Should we put our snapper breeders back?

January 11, 2021
A common thread over summer is that recreational fishers ought to release big snapper during spawning season because big fish are the best breeders. The ‘Put our breeders back’ argument is partially true – Bigger snapper can produce more eggs in a season, but it doesn’t mean all big snapper need to be released. If you are catching lots of big fish please release any snapper you don’t need and look after the fish you plan to take home.
Australasian snapper (Pagrus auratus). Image credit: Digital Fish

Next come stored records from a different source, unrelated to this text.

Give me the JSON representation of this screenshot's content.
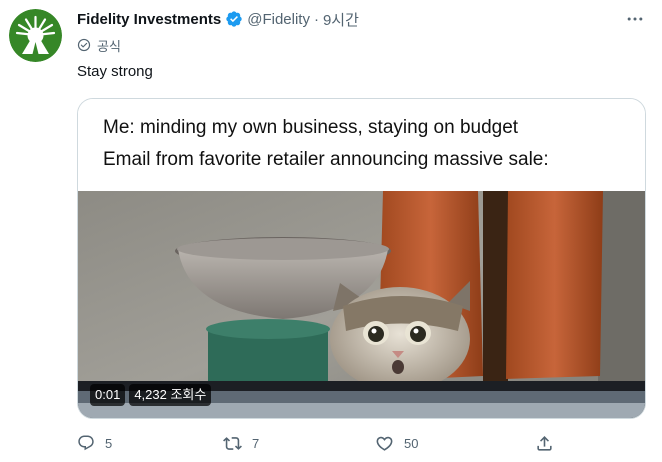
{
  "author": {
    "display_name": "Fidelity Investments",
    "handle": "@Fidelity",
    "separator": "·",
    "time": "9시간",
    "official_label": "공식",
    "avatar_icon": "fidelity-logo-icon",
    "brand_color": "#368727"
  },
  "tweet": {
    "text": "Stay strong"
  },
  "media": {
    "caption_line_1": "Me: minding my own business, staying on budget",
    "caption_line_2": "Email from favorite retailer announcing massive sale:",
    "video_time": "0:01",
    "view_count": "4,232 조회수"
  },
  "actions": {
    "reply_count": "5",
    "retweet_count": "7",
    "like_count": "50"
  },
  "colors": {
    "verified": "#1d9bf0",
    "muted": "#536471",
    "text": "#0f1419"
  }
}
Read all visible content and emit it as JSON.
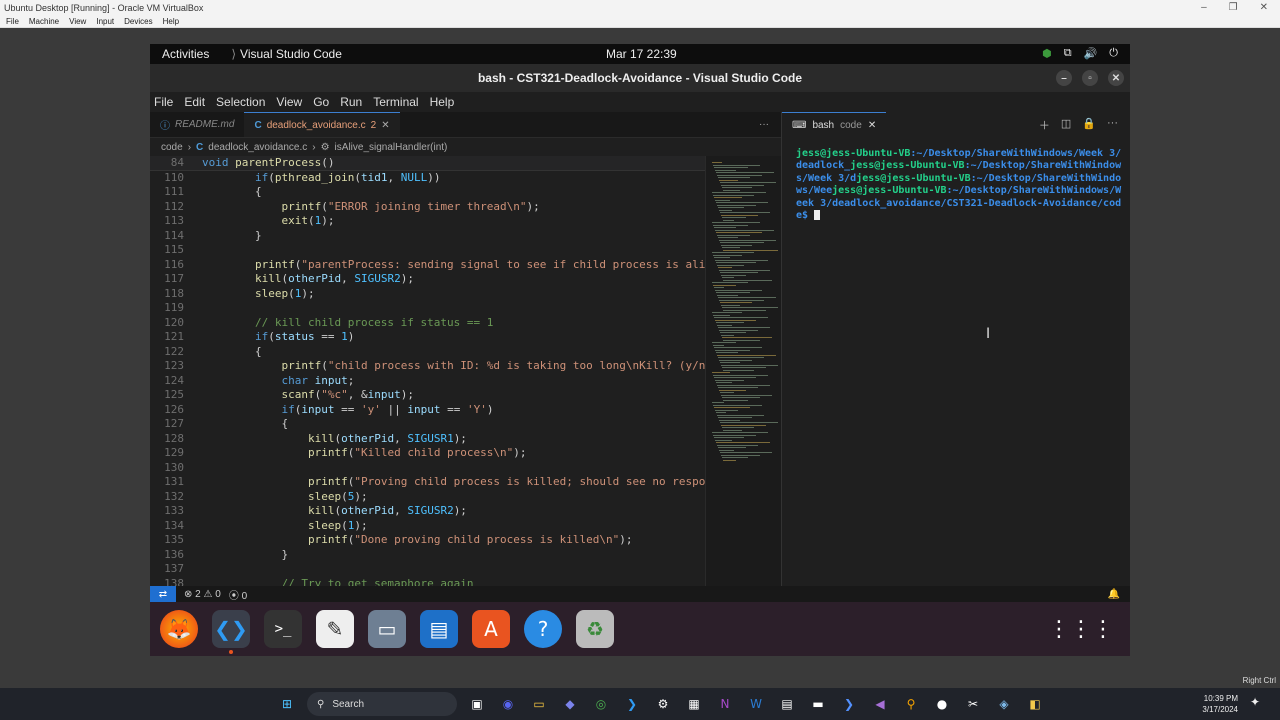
{
  "host": {
    "title": "Ubuntu Desktop [Running] - Oracle VM VirtualBox",
    "menu": [
      "File",
      "Machine",
      "View",
      "Input",
      "Devices",
      "Help"
    ],
    "status_right": "Right Ctrl"
  },
  "gnome": {
    "activities": "Activities",
    "app_name": "Visual Studio Code",
    "clock": "Mar 17  22:39"
  },
  "window": {
    "title": "bash - CST321-Deadlock-Avoidance - Visual Studio Code"
  },
  "menubar": [
    "File",
    "Edit",
    "Selection",
    "View",
    "Go",
    "Run",
    "Terminal",
    "Help"
  ],
  "tabs": [
    {
      "label": "README.md",
      "badge": ""
    },
    {
      "label": "deadlock_avoidance.c",
      "badge": "2",
      "icon": "C"
    }
  ],
  "breadcrumb": {
    "folder": "code",
    "file": "deadlock_avoidance.c",
    "symbol": "isAlive_signalHandler(int)",
    "icon": "C"
  },
  "editor": {
    "sticky": {
      "num": "84",
      "code": "void parentProcess()"
    },
    "lines": [
      {
        "num": "110",
        "code": "        if(pthread_join(tid1, NULL))"
      },
      {
        "num": "111",
        "code": "        {"
      },
      {
        "num": "112",
        "code": "            printf(\"ERROR joining timer thread\\n\");"
      },
      {
        "num": "113",
        "code": "            exit(1);"
      },
      {
        "num": "114",
        "code": "        }"
      },
      {
        "num": "115",
        "code": ""
      },
      {
        "num": "116",
        "code": "        printf(\"parentProcess: sending signal to see if child process is alive"
      },
      {
        "num": "117",
        "code": "        kill(otherPid, SIGUSR2);"
      },
      {
        "num": "118",
        "code": "        sleep(1);"
      },
      {
        "num": "119",
        "code": ""
      },
      {
        "num": "120",
        "code": "        // kill child process if status == 1"
      },
      {
        "num": "121",
        "code": "        if(status == 1)"
      },
      {
        "num": "122",
        "code": "        {"
      },
      {
        "num": "123",
        "code": "            printf(\"child process with ID: %d is taking too long\\nKill? (y/n)\""
      },
      {
        "num": "124",
        "code": "            char input;"
      },
      {
        "num": "125",
        "code": "            scanf(\"%c\", &input);"
      },
      {
        "num": "126",
        "code": "            if(input == 'y' || input == 'Y')"
      },
      {
        "num": "127",
        "code": "            {"
      },
      {
        "num": "128",
        "code": "                kill(otherPid, SIGUSR1);"
      },
      {
        "num": "129",
        "code": "                printf(\"Killed child process\\n\");"
      },
      {
        "num": "130",
        "code": ""
      },
      {
        "num": "131",
        "code": "                printf(\"Proving child process is killed; should see no respons"
      },
      {
        "num": "132",
        "code": "                sleep(5);"
      },
      {
        "num": "133",
        "code": "                kill(otherPid, SIGUSR2);"
      },
      {
        "num": "134",
        "code": "                sleep(1);"
      },
      {
        "num": "135",
        "code": "                printf(\"Done proving child process is killed\\n\");"
      },
      {
        "num": "136",
        "code": "            }"
      },
      {
        "num": "137",
        "code": ""
      },
      {
        "num": "138",
        "code": "            // Try to get semaphore again"
      }
    ]
  },
  "terminal": {
    "tab_label": "bash",
    "tab_sub": "code",
    "lines": [
      {
        "user": "jess@jess-Ubuntu-VB",
        "rest": ":~/Desktop/ShareWithWindows/Week 3/deadlock_"
      },
      {
        "user": "jess@jess-Ubuntu-VB",
        "rest": ":~/Desktop/ShareWithWindows/Week 3/d"
      },
      {
        "user": "jess@jess-Ubuntu-VB",
        "rest": ":~/Desktop/ShareWithWindows/Wee"
      },
      {
        "user": "jess@jess-Ubuntu-VB",
        "rest": ":~/Desktop/ShareWithWindows/Week 3/deadlock_avoidance/CST321-Deadlock-Avoidance/code$ "
      }
    ]
  },
  "status": {
    "errors": "2",
    "warnings": "0",
    "ports": "0"
  },
  "taskbar": {
    "search": "Search",
    "time": "10:39 PM",
    "date": "3/17/2024"
  }
}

Evidence points to bigger snapper providing ecosystem services that smaller snapper cannot provide. Bigger snapper can crush kina, preventing kina barrens. Fewer kina barrens means more kelp. More kelp means more nurseries for snapper spawn and juveniles therefore more snapper. The breeders argument is based on the fact that size and sometimes age are linked with increased reproductivity and potential fecundity (number of mature eggs likely to be laid by a fish). There is a link between fecundity and the size of the snapper. Also, as snapper get older they produce better quality eggs. Snapper spawning can vary, and sometimes they do not spawn every season. Big snapper have a tendency to spawn several times during a season, while smaller snapper may only spawn once. Although it depends on the region, in New Zealand it can take snapper anywhere between 4 and 10 years to reach 25-30cm, which is around the size they become sexually mature. Snapper can be sexually productive for 20 to 40 years after sexual maturity. Snapper under 25cm are not sexually mature. This means they are not able to produce eggs. It is just as important to protect these small fish so they have a chance to grow and have many productive years. To ensure we have snapper populations with lots of big individuals in the future, it is important to always release undersized snapper and use best practice techniques to avoid catching small fish.   References: Fecundity in fishes: Parent–egg–progeny relationships in teleost fishes: an energetics perspective Snapper lifespans: Handbook of Fish Biology and Fisheries. Chapter 7, Life Histories of fishes Snapper species in NZ: Snapper (Chrysophrys auratus): a review of life history and key vulnerabilities in New Zealand Sexual maturity of snapper: Size and age at sexual maturity of snapper (Pagrus auratus) in New South Wales 2008/09 Snapper information: https://niwa.co.nz/…/ecosystem…/life-cycle/adult Snapper spawning: https://fishcare.co.nz/why-do-we-fish-in-spawning-season/